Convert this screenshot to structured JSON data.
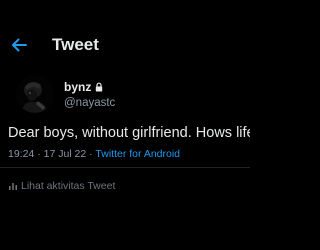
{
  "header": {
    "title": "Tweet",
    "back_icon": "arrow-left-icon"
  },
  "author": {
    "display_name": "bynz",
    "handle": "@nayastc",
    "lock_icon": "lock-icon"
  },
  "tweet": {
    "text": "Dear boys, without girlfriend. Hows life?",
    "time": "19:24",
    "separator": "·",
    "date": "17 Jul 22",
    "source": "Twitter for Android"
  },
  "activity": {
    "label": "Lihat aktivitas Tweet",
    "icon": "bar-chart-icon"
  },
  "colors": {
    "background": "#000000",
    "text": "#e7e9ea",
    "muted": "#8b98a5",
    "accent": "#1d9bf0"
  }
}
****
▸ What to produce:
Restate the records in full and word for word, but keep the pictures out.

▸ Solution to this exercise:
Convert this screenshot to structured JSON data.
{
  "header": {
    "title": "Tweet",
    "back_icon": "arrow-left-icon"
  },
  "author": {
    "display_name": "bynz",
    "handle": "@nayastc",
    "lock_icon": "lock-icon"
  },
  "tweet": {
    "text": "Dear boys, without girlfriend. Hows life?",
    "time": "19:24",
    "separator": "·",
    "date": "17 Jul 22",
    "source": "Twitter for Android"
  },
  "activity": {
    "label": "Lihat aktivitas Tweet",
    "icon": "bar-chart-icon"
  },
  "colors": {
    "background": "#000000",
    "text": "#e7e9ea",
    "muted": "#8b98a5",
    "accent": "#1d9bf0"
  }
}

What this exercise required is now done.